[Start of section]
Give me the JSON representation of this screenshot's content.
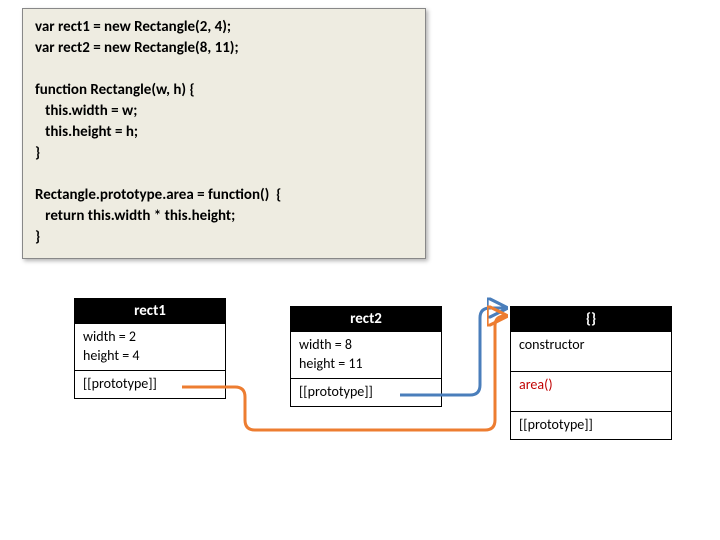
{
  "code": "var rect1 = new Rectangle(2, 4);\nvar rect2 = new Rectangle(8, 11);\n\nfunction Rectangle(w, h) {\n   this.width = w;\n   this.height = h;\n}\n\nRectangle.prototype.area = function()  {\n   return this.width * this.height;\n}",
  "rect1": {
    "title": "rect1",
    "props": "width = 2\nheight = 4",
    "proto": "[[prototype]]"
  },
  "rect2": {
    "title": "rect2",
    "props": "width = 8\nheight = 11",
    "proto": "[[prototype]]"
  },
  "protoObj": {
    "title": "{}",
    "constructor_label": "constructor",
    "area_label": "area()",
    "proto": "[[prototype]]"
  }
}
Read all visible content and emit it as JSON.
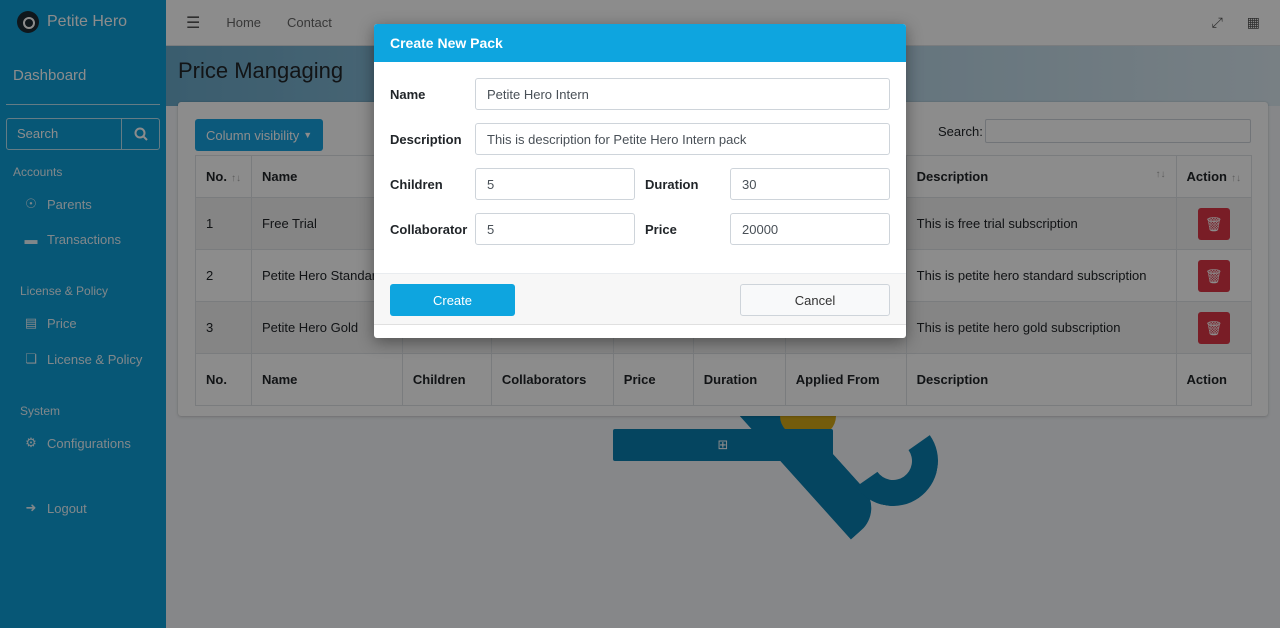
{
  "sidebar": {
    "brand": "Petite Hero",
    "dashboard": "Dashboard",
    "search_placeholder": "Search",
    "sections": [
      {
        "header": "Accounts",
        "items": [
          {
            "label": "Parents",
            "icon": "users-icon"
          },
          {
            "label": "Transactions",
            "icon": "credit-card-icon"
          }
        ]
      },
      {
        "header": "License & Policy",
        "items": [
          {
            "label": "Price",
            "icon": "money-icon"
          },
          {
            "label": "License & Policy",
            "icon": "copy-icon"
          }
        ]
      },
      {
        "header": "System",
        "items": [
          {
            "label": "Configurations",
            "icon": "cogs-icon"
          }
        ]
      }
    ],
    "logout": "Logout"
  },
  "topnav": {
    "links": [
      "Home",
      "Contact"
    ]
  },
  "page": {
    "title": "Price Mangaging",
    "column_visibility": "Column visibility",
    "search_label": "Search:",
    "table": {
      "headers": [
        "No.",
        "Name",
        "Children",
        "Collaborators",
        "Price",
        "Duration",
        "Applied From",
        "Description",
        "Action"
      ],
      "rows": [
        {
          "no": "1",
          "name": "Free Trial",
          "description": "This is free trial subscription"
        },
        {
          "no": "2",
          "name": "Petite Hero Standard",
          "description": "This is petite hero standard subscription"
        },
        {
          "no": "3",
          "name": "Petite Hero Gold",
          "description": "This is petite hero gold subscription"
        }
      ]
    }
  },
  "modal": {
    "title": "Create New Pack",
    "fields": {
      "name": {
        "label": "Name",
        "value": "Petite Hero Intern"
      },
      "description": {
        "label": "Description",
        "value": "This is description for Petite Hero Intern pack"
      },
      "children": {
        "label": "Children",
        "value": "5"
      },
      "duration": {
        "label": "Duration",
        "value": "30"
      },
      "collaborator": {
        "label": "Collaborator",
        "value": "5"
      },
      "price": {
        "label": "Price",
        "value": "20000"
      }
    },
    "create_label": "Create",
    "cancel_label": "Cancel"
  },
  "colors": {
    "sidebar": "#0e9fd8",
    "primary": "#0ea5df",
    "danger": "#dc3545"
  }
}
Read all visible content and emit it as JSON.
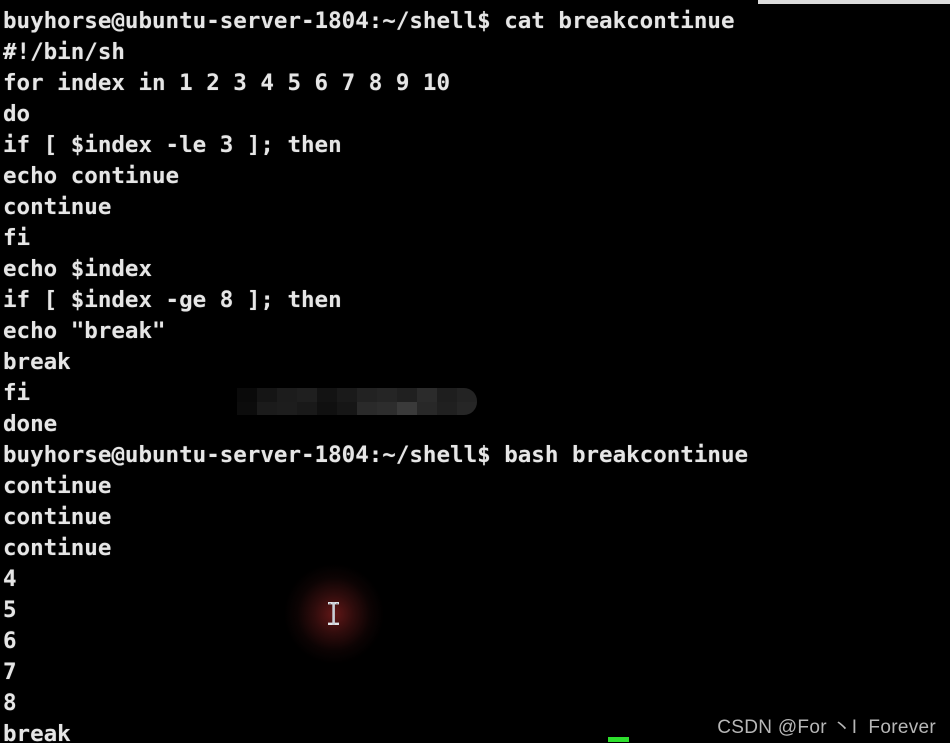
{
  "terminal": {
    "background_color": "#000000",
    "text_color": "#e6e6e6",
    "lines": [
      "buyhorse@ubuntu-server-1804:~/shell$ cat breakcontinue",
      "#!/bin/sh",
      "for index in 1 2 3 4 5 6 7 8 9 10",
      "do",
      "if [ $index -le 3 ]; then",
      "echo continue",
      "continue",
      "fi",
      "echo $index",
      "if [ $index -ge 8 ]; then",
      "echo \"break\"",
      "break",
      "fi",
      "done",
      "buyhorse@ubuntu-server-1804:~/shell$ bash breakcontinue",
      "continue",
      "continue",
      "continue",
      "4",
      "5",
      "6",
      "7",
      "8",
      "break"
    ],
    "prompt_user": "buyhorse",
    "prompt_host": "ubuntu-server-1804",
    "prompt_path": "~/shell",
    "prompt_symbol": "$",
    "commands": [
      "cat breakcontinue",
      "bash breakcontinue"
    ],
    "script_name": "breakcontinue"
  },
  "overlays": {
    "redaction_label": "pixelated-redaction-block",
    "green_indicator_color": "#2ee02e",
    "top_bar_color": "#dcdcdc",
    "cursor_glow_color": "#701a1a",
    "cursor_type": "i-beam-text-cursor"
  },
  "watermark": {
    "text": "CSDN @For 丶I  Forever",
    "color": "#b7b7b7"
  }
}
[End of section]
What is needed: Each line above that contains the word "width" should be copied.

Output for this task:
  "code": "var rect1 = new Rectangle(2, 4);\nvar rect2 = new Rectangle(8, 11);\n\nfunction Rectangle(w, h) {\n   this.width = w;\n   this.height = h;\n}\n\nRectangle.prototype.area = function()  {\n   return this.width * this.height;\n}",
    "props": "width = 2\nheight = 4",
    "props": "width = 8\nheight = 11",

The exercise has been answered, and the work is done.